PROVIDED DATA Block Start

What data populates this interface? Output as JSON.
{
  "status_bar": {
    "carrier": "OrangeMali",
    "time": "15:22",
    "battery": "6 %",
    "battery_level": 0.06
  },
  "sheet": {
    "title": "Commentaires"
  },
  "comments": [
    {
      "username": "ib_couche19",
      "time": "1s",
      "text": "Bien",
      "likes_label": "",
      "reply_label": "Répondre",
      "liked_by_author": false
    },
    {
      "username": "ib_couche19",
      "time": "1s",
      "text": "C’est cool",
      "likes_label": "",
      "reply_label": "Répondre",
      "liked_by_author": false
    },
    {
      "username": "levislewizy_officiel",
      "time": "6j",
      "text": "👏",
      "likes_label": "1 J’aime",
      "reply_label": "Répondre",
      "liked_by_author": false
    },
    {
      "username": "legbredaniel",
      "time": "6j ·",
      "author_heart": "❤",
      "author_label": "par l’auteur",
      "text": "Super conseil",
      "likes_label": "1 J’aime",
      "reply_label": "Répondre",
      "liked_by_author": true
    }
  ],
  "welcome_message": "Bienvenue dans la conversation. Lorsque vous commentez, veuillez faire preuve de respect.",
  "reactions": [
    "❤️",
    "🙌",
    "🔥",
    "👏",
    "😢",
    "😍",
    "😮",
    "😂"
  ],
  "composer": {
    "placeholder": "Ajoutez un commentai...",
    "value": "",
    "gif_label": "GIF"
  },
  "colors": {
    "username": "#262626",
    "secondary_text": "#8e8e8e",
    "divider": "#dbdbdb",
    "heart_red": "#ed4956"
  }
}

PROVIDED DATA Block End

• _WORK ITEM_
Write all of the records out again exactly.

• _SOLUTION BELOW_
What data populates this interface? Output as JSON.
{
  "status_bar": {
    "carrier": "OrangeMali",
    "time": "15:22",
    "battery": "6 %",
    "battery_level": 0.06
  },
  "sheet": {
    "title": "Commentaires"
  },
  "comments": [
    {
      "username": "ib_couche19",
      "time": "1s",
      "text": "Bien",
      "likes_label": "",
      "reply_label": "Répondre",
      "liked_by_author": false
    },
    {
      "username": "ib_couche19",
      "time": "1s",
      "text": "C’est cool",
      "likes_label": "",
      "reply_label": "Répondre",
      "liked_by_author": false
    },
    {
      "username": "levislewizy_officiel",
      "time": "6j",
      "text": "👏",
      "likes_label": "1 J’aime",
      "reply_label": "Répondre",
      "liked_by_author": false
    },
    {
      "username": "legbredaniel",
      "time": "6j ·",
      "author_heart": "❤",
      "author_label": "par l’auteur",
      "text": "Super conseil",
      "likes_label": "1 J’aime",
      "reply_label": "Répondre",
      "liked_by_author": true
    }
  ],
  "welcome_message": "Bienvenue dans la conversation. Lorsque vous commentez, veuillez faire preuve de respect.",
  "reactions": [
    "❤️",
    "🙌",
    "🔥",
    "👏",
    "😢",
    "😍",
    "😮",
    "😂"
  ],
  "composer": {
    "placeholder": "Ajoutez un commentai...",
    "value": "",
    "gif_label": "GIF"
  },
  "colors": {
    "username": "#262626",
    "secondary_text": "#8e8e8e",
    "divider": "#dbdbdb",
    "heart_red": "#ed4956"
  }
}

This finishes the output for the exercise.